It seemed to start with the excellent ibikelondon blog here, and moved onto Carlton Reid's blog here, with notable inputs from other blogs including freewheelers crap waltham forest blog and the lofidelity bicycle club.
The essence of the debate is how the cycling establishment such as CTC and LCC go about trying to get decent infrastructure. Most of the blogs want these organisations to be agressively advovating Dutch or Danish like infrastructure whilst Carlton Reid feels we should be realistic on what may be achieved and how to go about it. His view is that "In such a car-centric society as the UK it is politically naive to believe meaningful space will be taken away from cars".
What I find dispiriting about the debate is that implementation of pretty much anything above a very local level (opening up a closed road here and there) is probably unachievable. "Strict liability" seems to be favoured as a way of taming the car culture by the cycling establishment - yet even this has no realistic chance of being implemented in the current climate. Even on a local level the cycling infrastructure "victories" such as opening up some one way streets to two way cycle traffic are normally more than offset by road changes which makes things more hostile to cyclists.
At the moment we are losing the battle, and by how much is utterly depressing.
The LCC say that cycling in London has increased by 80%, but starting from such a low base, 80% is hardly a success. Modal share is still at less than 2%, and has barely shifted in 10 years. Modal share of even 15% is an utter pipe dream with things as they are. To indicate the scale of cycling's decline, I found that the stats linked to on Carlton Reid's Blog very telling. Despite his blog being optimistic about the slight increase in recent years, the numbers don't seem to indicate that cycling is undergoing a revival, or even really reached any kind of inflection point. To illustrate this, I have taken the data linked to here and drawn some simple graphs
The data is Billion vehicle km, and goes from 1949 to 2008. Apologies for the image quality, but I think it is clear what it shows. Car use has rocketed, whilst cycling has slumped. The "upturn" that is so talked about looks like a slight increase from the absolute bottom of 4 bn km in 1998 travelled to 4.7 bn km in 2008. 10 years before the bottom, in 1988, the number of kms travelled was actually 5.2 - so the cycling revolution hasn't even turned the clock back to 1988, less still before the 1970's.
This is the product of years of tempering cyclists' needs with realism. It is years of accepting the ecofluff from councils as something positive for cycling when in actual fact it just lets them off the hook of actually doing something positive. It is years of everyone fooling themselves that cycling can significantly increase in popularity as a mode of transport without investing anything in it.
The only proven way to get cycling modal share up to Dutch or Danish levels is to do what they did. Which is provide segregated, convenient cycle paths on major roads - facilities which give cyclists at least level priority with motor vehicles, and on minor roads for design to be such as to tame the motor car by blocking off rat-runs and keeping speeds low. What is required for cycling to increase are exactly the facilities in the video on Carlton Reid's blog.

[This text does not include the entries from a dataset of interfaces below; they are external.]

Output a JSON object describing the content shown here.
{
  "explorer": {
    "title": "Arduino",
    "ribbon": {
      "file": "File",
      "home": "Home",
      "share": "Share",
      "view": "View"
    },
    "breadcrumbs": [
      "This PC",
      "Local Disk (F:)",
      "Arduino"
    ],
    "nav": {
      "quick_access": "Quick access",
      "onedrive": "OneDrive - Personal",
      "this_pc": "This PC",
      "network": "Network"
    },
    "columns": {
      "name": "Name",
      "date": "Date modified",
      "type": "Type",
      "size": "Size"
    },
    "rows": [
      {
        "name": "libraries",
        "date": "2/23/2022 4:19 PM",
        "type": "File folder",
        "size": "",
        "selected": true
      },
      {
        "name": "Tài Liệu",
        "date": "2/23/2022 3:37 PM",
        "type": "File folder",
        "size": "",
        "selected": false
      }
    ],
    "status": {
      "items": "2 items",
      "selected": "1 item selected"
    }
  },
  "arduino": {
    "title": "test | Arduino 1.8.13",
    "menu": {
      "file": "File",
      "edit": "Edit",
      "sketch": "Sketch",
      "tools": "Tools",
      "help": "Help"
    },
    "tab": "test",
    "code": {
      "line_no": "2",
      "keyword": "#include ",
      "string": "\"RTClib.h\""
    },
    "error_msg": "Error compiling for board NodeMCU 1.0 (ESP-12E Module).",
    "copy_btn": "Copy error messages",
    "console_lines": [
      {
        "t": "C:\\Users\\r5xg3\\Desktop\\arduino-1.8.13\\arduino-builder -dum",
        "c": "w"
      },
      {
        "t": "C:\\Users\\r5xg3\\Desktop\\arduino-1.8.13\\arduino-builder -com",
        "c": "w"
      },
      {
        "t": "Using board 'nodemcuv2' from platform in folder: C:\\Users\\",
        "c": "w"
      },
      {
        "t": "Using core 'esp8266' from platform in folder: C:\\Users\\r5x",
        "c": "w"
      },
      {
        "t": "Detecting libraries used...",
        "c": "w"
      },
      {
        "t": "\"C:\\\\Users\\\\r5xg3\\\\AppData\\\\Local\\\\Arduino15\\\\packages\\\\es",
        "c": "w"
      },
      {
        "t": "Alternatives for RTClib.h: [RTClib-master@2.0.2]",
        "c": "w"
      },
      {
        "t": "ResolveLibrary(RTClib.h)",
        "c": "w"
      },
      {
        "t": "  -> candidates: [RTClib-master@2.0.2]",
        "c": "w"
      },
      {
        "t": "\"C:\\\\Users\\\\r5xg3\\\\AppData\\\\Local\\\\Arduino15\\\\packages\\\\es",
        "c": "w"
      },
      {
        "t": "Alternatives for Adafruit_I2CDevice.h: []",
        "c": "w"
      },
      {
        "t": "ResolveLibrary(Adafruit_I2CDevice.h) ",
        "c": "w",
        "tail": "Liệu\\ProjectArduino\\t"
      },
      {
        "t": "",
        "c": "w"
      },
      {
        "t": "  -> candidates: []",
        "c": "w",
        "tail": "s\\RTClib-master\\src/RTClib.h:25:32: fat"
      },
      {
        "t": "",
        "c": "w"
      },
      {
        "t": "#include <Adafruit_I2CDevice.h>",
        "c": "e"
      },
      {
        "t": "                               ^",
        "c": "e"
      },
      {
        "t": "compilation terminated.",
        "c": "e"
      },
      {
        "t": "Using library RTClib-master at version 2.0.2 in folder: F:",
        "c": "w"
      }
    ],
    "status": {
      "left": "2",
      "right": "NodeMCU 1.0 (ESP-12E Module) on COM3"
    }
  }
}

Carlton Reid, and the LCC and CTC believe that one can increase cycling by not implementing these types of measures, and that cycling is increasing without resorting to these more expensive facilities. But as shown by the data on Carlton's blog, the increase is so small as to be barely able to be registered. It is not true that large numbers of people are taking up cycling without these facilities, the vast majority of people don't cycle, and have no intention of doing so. And universally the reason that is stated is that cycling in traffic on roads with no consideration for cyclists is too dangerous.
Instead of implementing infrastructure that allows novice cyclists to go where they need to go in safety, the best that currently seems to be suggested for "newbies" is what Carlton Reid says on his blog - stick to minor roads with less traffic. This is the advice given out by cycling organisations and councils. Except that the traffic on these roads are normally rat-running, the roads are narrower so close passes are more frequent, minor roads often don't go where you need to go, and anyway they intersect major roads at which point the "newbie" cyclist is left stranded. All of this means that many "newbie" cyclists will simply give up and leave the bicycle rusting in the shed.
Organisations such as the LCC and CTC do a good job in trying to make the most of the scant money that is available, to lobby disinterested councils to think about cyclists on their roads and to try to protect the interests of current cyclists. But none of this is going to persuade people who don't already cycle to get on their bike and to do so in the numbers needed for a "cycling revolution" which increases modal share to even 10% less still the 20%+ in some European cities.
For that to happen we need the infrastructure that Carlton Reid believes is pie-in-the-sky. And if it is pie-in-the-sky (which, I agree is probably is) then talk by TfL and local councils about encouraging cycling and a cycling revolution is just bullshit, and all the strategy documents, adverts and marketing initiatives isn't going to change that.
Dutch or Danish style cycle infrastructure may be a naive pipe-dream, but in that case so is any aspiration to bring about a significant change in cycle modal share. Talking about significantly increasing modal share whilst not grasping the thorny issue of giving space back to cyclists on our roads is the thing that is actually pie-in-the-sky.